Nebraska Students To Vote On Football Balloon Tradition

first_imgNebraska football's game day balloon release.LINCOLN, NE – AUGUST 31: Nebraska fans release red balloons after the Nebraska Cornhuskers score their first points of the game against the Wyoming Cowboys at Memorial Stadium on August 31, 2013 in Lincoln, Nebraska. (Photo by Eric Francis/Getty Images)Nebraska football has a long-held tradition of releasing red balloons into the air, following the Huskers’ first touchdown during games at Memorial Stadium. While many Husker fans love the tradition, a number of groups have raised concerns about the environmental impact.In 2014, an environmentalist unsuccessfully petitioned the school to end the tradition. A few years later, a lawsuit was raised, but ultimately thrown out in court.Through this fall, the balloons continue to fly. However, the tradition was brought into the spotlight once again last November.A marine biologist found a Huskers balloon, still inflated, on the coast of East Hampton, New York on Long Island.The local alumni association said that it does not release balloons, but speculated that it might have been local fans. It does seem unlikely that the balloon flew all the way from Lincoln.It still once again brought the tradition to the forefront, as those concerned about the environment push for the school to change it.Now, Nebraska-Lincoln students have the chance to vote on the balloon release tradition.The vote is non-binding, but the results will go to the athletic department. From The Daily Nebraskan:Government Bill 26 moves to add a question to the spring general election ballot to survey the student body about eliminating the balloon release at football games.
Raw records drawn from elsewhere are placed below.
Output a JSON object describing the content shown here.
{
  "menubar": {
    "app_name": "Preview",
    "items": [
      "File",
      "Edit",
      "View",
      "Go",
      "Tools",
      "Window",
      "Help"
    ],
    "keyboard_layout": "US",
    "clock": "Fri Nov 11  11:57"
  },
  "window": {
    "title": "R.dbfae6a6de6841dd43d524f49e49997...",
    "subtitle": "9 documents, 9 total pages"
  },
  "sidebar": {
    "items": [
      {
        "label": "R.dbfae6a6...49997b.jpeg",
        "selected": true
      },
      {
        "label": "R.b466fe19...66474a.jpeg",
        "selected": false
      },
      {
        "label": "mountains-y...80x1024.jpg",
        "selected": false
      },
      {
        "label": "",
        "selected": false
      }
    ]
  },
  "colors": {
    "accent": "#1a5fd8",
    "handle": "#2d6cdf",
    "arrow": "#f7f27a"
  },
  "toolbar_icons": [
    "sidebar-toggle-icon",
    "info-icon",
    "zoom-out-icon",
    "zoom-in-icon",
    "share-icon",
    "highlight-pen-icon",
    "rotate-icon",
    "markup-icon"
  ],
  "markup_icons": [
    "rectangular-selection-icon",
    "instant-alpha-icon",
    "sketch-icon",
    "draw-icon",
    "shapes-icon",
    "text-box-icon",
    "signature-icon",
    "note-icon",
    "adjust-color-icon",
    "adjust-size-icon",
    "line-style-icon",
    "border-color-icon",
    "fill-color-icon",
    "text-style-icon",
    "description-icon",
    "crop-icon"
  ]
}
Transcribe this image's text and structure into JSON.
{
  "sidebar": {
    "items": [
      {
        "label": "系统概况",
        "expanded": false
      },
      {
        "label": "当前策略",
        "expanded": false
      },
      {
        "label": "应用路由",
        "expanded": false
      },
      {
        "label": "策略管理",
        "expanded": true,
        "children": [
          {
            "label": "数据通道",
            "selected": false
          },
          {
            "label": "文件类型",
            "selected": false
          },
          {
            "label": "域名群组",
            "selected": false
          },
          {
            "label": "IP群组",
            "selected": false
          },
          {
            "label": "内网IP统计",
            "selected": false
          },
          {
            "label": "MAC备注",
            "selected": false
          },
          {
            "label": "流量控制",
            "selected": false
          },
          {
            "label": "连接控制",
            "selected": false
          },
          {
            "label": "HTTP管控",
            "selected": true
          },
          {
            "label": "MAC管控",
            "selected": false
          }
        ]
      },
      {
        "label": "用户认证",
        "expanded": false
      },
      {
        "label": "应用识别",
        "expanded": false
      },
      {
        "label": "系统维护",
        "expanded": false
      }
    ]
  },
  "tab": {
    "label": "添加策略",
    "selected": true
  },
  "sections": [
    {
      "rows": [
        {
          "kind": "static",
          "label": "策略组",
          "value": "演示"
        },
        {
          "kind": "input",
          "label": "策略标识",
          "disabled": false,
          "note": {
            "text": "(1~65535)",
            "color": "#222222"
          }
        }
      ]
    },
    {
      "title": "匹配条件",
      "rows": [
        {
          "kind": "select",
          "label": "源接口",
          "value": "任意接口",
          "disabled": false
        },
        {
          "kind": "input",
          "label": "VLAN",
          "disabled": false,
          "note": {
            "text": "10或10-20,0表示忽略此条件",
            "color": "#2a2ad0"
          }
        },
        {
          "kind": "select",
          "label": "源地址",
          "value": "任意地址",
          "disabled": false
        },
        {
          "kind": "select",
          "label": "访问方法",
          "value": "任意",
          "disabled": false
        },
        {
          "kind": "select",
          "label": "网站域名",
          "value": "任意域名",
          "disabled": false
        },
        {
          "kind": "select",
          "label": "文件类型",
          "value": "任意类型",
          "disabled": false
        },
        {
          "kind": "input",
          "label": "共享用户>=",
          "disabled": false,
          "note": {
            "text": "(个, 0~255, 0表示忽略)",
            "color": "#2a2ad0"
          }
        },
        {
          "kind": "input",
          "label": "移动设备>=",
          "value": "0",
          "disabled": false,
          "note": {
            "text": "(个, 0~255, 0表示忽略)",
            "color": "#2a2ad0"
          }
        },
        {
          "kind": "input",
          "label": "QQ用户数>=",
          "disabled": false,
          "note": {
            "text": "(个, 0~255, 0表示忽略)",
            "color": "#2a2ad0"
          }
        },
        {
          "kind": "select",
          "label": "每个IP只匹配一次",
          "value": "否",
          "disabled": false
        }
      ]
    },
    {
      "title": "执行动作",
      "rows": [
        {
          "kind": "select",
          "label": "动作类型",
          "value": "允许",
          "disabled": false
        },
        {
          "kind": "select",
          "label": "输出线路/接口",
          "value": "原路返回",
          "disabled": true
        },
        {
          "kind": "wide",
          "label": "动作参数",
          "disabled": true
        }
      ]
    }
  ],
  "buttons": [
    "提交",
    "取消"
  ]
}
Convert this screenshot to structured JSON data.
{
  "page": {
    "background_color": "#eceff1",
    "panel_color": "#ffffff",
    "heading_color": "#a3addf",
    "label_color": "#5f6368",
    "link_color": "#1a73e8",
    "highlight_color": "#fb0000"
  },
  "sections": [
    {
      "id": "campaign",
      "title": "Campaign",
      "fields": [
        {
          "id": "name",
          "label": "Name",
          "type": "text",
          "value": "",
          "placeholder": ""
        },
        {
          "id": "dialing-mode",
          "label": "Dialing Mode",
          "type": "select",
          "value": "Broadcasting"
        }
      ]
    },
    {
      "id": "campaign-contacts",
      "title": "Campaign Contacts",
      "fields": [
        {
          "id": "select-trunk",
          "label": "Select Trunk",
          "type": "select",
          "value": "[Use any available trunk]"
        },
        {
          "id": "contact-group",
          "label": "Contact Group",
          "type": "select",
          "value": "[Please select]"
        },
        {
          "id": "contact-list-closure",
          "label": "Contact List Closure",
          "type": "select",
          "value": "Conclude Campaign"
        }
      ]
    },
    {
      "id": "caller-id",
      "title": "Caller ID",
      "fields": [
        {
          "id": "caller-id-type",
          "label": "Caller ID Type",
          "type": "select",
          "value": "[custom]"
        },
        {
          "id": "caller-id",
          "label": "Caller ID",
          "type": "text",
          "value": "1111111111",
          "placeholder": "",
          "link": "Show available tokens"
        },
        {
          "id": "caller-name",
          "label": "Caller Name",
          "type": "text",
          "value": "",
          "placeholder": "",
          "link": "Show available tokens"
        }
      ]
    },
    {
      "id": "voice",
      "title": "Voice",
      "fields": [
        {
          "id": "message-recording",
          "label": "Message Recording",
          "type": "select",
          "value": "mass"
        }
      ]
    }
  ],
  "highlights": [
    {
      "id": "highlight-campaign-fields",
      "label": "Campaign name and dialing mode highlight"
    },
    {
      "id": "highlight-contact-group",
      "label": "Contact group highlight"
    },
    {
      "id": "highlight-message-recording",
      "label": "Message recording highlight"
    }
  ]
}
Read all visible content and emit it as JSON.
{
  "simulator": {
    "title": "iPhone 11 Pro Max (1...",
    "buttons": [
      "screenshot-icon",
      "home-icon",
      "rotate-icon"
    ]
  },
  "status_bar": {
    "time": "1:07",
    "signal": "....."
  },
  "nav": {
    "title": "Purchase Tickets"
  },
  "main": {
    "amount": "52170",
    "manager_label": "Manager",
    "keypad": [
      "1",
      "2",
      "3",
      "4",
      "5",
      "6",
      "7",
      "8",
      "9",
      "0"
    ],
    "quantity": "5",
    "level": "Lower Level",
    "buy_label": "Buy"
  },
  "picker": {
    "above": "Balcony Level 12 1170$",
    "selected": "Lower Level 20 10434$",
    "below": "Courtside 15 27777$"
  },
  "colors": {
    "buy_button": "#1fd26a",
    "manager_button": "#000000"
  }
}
The ballot item would only pose the question to collect students’ opinions and is not binding.Currently, Husker football fans release balloons after the first touchdown during home games at Memorial Stadium. The bill states people have pressured University of Nebraska-Lincoln’s administration to eliminate the tradition because of the environmental damage the balloons cause.If passed, students will answer whether they are against the balloon release, support the tradition or are indifferent to the issue.1011 Now in Lincoln spoke to a number of students who support continuing tradition, although it was short of a true sampling. Still, it will be interesting to see what the student body believes about this, given the environmental ramifications.[The Daily Nebraskan]last_img read more